### What is expected
Repeat each line of the records below exactly.

# # # #

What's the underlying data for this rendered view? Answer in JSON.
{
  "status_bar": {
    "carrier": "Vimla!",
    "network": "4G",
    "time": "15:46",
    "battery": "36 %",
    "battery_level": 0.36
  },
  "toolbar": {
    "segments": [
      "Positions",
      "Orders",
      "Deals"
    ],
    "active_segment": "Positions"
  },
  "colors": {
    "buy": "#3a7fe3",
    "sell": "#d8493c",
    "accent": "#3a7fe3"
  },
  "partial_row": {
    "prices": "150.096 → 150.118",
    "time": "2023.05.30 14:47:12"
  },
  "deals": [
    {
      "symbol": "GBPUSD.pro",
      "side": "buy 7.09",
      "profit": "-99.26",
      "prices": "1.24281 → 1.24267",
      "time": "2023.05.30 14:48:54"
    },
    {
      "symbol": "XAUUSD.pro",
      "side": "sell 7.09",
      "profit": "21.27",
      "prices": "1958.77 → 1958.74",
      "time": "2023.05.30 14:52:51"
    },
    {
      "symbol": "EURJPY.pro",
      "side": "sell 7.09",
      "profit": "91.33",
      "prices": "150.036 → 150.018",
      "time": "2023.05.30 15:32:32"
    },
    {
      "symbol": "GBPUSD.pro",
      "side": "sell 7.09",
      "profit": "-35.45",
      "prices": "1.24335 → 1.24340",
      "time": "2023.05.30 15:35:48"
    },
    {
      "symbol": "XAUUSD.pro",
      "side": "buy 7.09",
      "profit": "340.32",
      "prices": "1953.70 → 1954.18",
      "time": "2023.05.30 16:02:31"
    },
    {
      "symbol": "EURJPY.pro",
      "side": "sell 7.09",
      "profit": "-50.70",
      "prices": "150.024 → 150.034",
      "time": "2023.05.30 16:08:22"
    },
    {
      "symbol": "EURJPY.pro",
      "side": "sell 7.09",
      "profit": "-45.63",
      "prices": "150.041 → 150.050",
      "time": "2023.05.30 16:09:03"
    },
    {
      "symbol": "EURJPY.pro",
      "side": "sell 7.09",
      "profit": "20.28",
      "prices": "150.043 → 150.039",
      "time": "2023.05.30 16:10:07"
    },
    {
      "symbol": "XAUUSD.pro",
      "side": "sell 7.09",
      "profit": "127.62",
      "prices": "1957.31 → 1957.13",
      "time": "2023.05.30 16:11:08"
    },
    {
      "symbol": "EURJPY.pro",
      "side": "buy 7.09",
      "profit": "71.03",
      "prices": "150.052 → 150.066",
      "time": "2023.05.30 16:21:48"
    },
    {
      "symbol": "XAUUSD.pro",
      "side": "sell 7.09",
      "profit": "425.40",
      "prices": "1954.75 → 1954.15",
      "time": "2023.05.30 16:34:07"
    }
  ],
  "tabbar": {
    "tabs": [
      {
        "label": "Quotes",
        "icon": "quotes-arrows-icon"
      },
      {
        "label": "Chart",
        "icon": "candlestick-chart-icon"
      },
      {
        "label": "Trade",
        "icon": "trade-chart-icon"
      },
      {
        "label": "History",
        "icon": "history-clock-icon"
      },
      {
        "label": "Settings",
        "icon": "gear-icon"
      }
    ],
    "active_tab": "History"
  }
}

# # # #

### Response box
What's the underlying data for this rendered view? Answer in JSON.
{
  "status_bar": {
    "carrier": "Vimla!",
    "network": "4G",
    "time": "15:46",
    "battery": "36 %",
    "battery_level": 0.36
  },
  "toolbar": {
    "segments": [
      "Positions",
      "Orders",
      "Deals"
    ],
    "active_segment": "Positions"
  },
  "colors": {
    "buy": "#3a7fe3",
    "sell": "#d8493c",
    "accent": "#3a7fe3"
  },
  "partial_row": {
    "prices": "150.096 → 150.118",
    "time": "2023.05.30 14:47:12"
  },
  "deals": [
    {
      "symbol": "GBPUSD.pro",
      "side": "buy 7.09",
      "profit": "-99.26",
      "prices": "1.24281 → 1.24267",
      "time": "2023.05.30 14:48:54"
    },
    {
      "symbol": "XAUUSD.pro",
      "side": "sell 7.09",
      "profit": "21.27",
      "prices": "1958.77 → 1958.74",
      "time": "2023.05.30 14:52:51"
    },
    {
      "symbol": "EURJPY.pro",
      "side": "sell 7.09",
      "profit": "91.33",
      "prices": "150.036 → 150.018",
      "time": "2023.05.30 15:32:32"
    },
    {
      "symbol": "GBPUSD.pro",
      "side": "sell 7.09",
      "profit": "-35.45",
      "prices": "1.24335 → 1.24340",
      "time": "2023.05.30 15:35:48"
    },
    {
      "symbol": "XAUUSD.pro",
      "side": "buy 7.09",
      "profit": "340.32",
      "prices": "1953.70 → 1954.18",
      "time": "2023.05.30 16:02:31"
    },
    {
      "symbol": "EURJPY.pro",
      "side": "sell 7.09",
      "profit": "-50.70",
      "prices": "150.024 → 150.034",
      "time": "2023.05.30 16:08:22"
    },
    {
      "symbol": "EURJPY.pro",
      "side": "sell 7.09",
      "profit": "-45.63",
      "prices": "150.041 → 150.050",
      "time": "2023.05.30 16:09:03"
    },
    {
      "symbol": "EURJPY.pro",
      "side": "sell 7.09",
      "profit": "20.28",
      "prices": "150.043 → 150.039",
      "time": "2023.05.30 16:10:07"
    },
    {
      "symbol": "XAUUSD.pro",
      "side": "sell 7.09",
      "profit": "127.62",
      "prices": "1957.31 → 1957.13",
      "time": "2023.05.30 16:11:08"
    },
    {
      "symbol": "EURJPY.pro",
      "side": "buy 7.09",
      "profit": "71.03",
      "prices": "150.052 → 150.066",
      "time": "2023.05.30 16:21:48"
    },
    {
      "symbol": "XAUUSD.pro",
      "side": "sell 7.09",
      "profit": "425.40",
      "prices": "1954.75 → 1954.15",
      "time": "2023.05.30 16:34:07"
    }
  ],
  "tabbar": {
    "tabs": [
      {
        "label": "Quotes",
        "icon": "quotes-arrows-icon"
      },
      {
        "label": "Chart",
        "icon": "candlestick-chart-icon"
      },
      {
        "label": "Trade",
        "icon": "trade-chart-icon"
      },
      {
        "label": "History",
        "icon": "history-clock-icon"
      },
      {
        "label": "Settings",
        "icon": "gear-icon"
      }
    ],
    "active_tab": "History"
  }
}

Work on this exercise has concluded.